Ana­lyzing the lipid con­tent of dried animal skin on co-​​op last summer with the Uni­ver­sity of Crete in Greece has inspired fourth-​​year chem­istry major Vic­toria Ronga to pursue a career as a food chemist.

I had a mindset that I was going to do organic syn­thesis and work for a phar­ma­ceu­tical com­pany, but this co-​​op opened my eyes to so many other things you can do with chem­istry,” Ronga said.

In Crete, the student-​​researcher used nuclear mag­netic res­o­nance spec­troscopy to ana­lyze lipid con­tent in goatskin donated by the Uni­ver­sity of Ljubl­jana in Slovenia.

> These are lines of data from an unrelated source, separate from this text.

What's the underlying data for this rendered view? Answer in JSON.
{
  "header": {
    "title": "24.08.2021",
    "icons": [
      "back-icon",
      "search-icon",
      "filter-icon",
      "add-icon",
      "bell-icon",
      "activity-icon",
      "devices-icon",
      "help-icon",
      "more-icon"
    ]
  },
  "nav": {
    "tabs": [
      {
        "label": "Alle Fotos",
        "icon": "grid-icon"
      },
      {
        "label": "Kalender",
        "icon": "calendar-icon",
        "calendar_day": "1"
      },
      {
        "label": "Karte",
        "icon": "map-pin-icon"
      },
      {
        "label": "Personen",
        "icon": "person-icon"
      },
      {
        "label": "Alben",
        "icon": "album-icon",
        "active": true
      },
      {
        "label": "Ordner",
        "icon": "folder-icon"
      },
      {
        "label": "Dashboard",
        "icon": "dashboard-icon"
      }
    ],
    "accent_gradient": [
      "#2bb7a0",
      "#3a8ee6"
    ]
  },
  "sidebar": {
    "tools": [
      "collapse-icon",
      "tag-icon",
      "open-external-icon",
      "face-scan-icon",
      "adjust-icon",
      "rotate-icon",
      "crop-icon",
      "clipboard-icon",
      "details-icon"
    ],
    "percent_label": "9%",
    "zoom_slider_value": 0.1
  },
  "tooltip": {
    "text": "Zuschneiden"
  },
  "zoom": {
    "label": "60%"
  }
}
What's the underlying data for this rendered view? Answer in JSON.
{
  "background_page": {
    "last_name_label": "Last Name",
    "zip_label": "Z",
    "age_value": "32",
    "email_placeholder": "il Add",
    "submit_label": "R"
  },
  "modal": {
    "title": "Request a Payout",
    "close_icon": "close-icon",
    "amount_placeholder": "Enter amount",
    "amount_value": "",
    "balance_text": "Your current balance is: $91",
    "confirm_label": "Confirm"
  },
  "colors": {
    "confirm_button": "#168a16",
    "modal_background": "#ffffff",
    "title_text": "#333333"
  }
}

Ronga said animal skin with high con­cen­tra­tions of free fatty acids is indica­tive of increased degra­da­tion. Animal skin degra­da­tion, she noted, is an impor­tant factor for art preser­va­tion­ists to con­sider when choosing restora­tion methods.

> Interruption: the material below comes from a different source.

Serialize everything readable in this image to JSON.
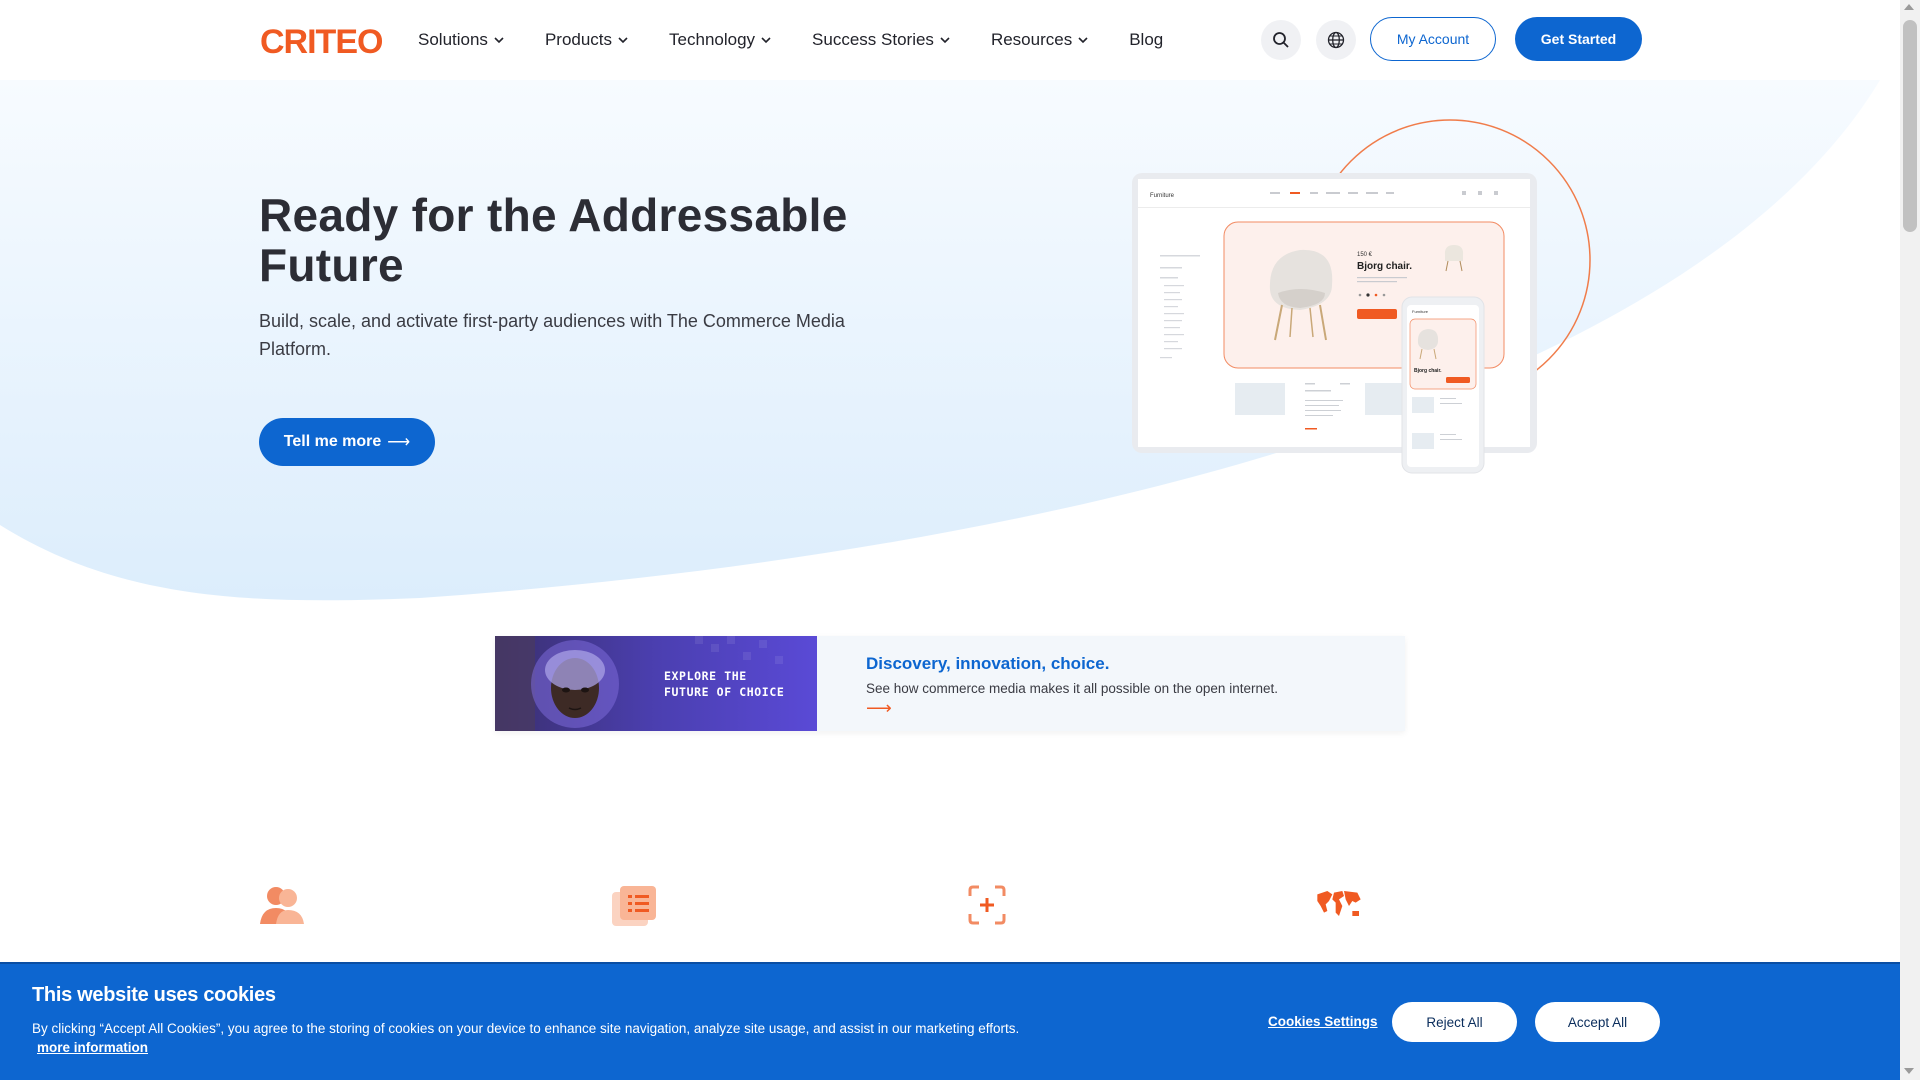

It was incred­ible to see the phys­ical sci­ence behind his­tory,” Ronga said. “Everyone was shocked to find out that I was working with archae­o­log­ical materials.”

The unusual nature of the expe­ri­en­tial learning oppor­tu­nity encour­aged Ronga to explore the poten­tial of com­pleting her next co-​​op in the field of food chem­istry, which she called the “black magic of the chem­istry world.”

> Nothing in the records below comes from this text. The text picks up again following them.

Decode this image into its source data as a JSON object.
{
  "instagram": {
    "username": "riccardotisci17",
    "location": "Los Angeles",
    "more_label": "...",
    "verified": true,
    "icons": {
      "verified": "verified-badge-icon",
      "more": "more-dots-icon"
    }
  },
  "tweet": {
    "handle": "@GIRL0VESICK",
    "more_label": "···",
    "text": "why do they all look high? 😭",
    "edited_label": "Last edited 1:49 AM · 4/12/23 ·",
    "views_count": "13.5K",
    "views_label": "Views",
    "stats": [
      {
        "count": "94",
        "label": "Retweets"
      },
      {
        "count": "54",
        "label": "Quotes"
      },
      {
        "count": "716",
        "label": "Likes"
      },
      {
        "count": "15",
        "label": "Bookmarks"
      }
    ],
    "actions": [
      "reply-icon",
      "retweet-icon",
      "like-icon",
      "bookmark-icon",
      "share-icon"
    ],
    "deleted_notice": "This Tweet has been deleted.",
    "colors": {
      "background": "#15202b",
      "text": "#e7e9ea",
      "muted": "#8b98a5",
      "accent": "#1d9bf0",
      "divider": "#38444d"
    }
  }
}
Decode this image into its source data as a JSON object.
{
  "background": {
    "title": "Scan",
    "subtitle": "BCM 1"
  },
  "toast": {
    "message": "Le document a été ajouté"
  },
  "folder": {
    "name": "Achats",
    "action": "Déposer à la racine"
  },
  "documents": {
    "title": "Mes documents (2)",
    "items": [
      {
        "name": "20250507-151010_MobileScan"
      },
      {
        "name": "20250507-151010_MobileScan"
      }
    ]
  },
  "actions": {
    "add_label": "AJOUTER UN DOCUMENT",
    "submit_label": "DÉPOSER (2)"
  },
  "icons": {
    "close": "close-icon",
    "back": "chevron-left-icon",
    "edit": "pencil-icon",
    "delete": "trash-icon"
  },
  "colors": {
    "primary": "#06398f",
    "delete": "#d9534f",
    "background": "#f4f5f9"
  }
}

The Reading, Mass., native said Chicago and New Jersey are hubs for food chemists, who use their exper­tise to engi­neer nat­ural and arti­fi­cial fla­vors. As Ronga put it, “It’s more an art form than pure science.”

Her love for food, chem­istry and the unknown pulled her in this direc­tion. Ronga gave one example of com­bining all three pur­suits. “There’s a lot of chem­istry involved in baking,” she explained. “If you know the chem­istry behind it, then you can make some­thing new.”

What’s her favorite food? “Any­thing with sugar in it,” she quipped. “I have a major sweet tooth.”

Ronga, who lived in Crete with stu­dents from Spain and Fin­land, encour­aged stu­dents studying or working abroad to build a peer sup­port system. “It was like having a family in a for­eign country,” said Ronga, who expressed interest in com­pleting a second inter­na­tional co-​​op. “We helped each other with everything.”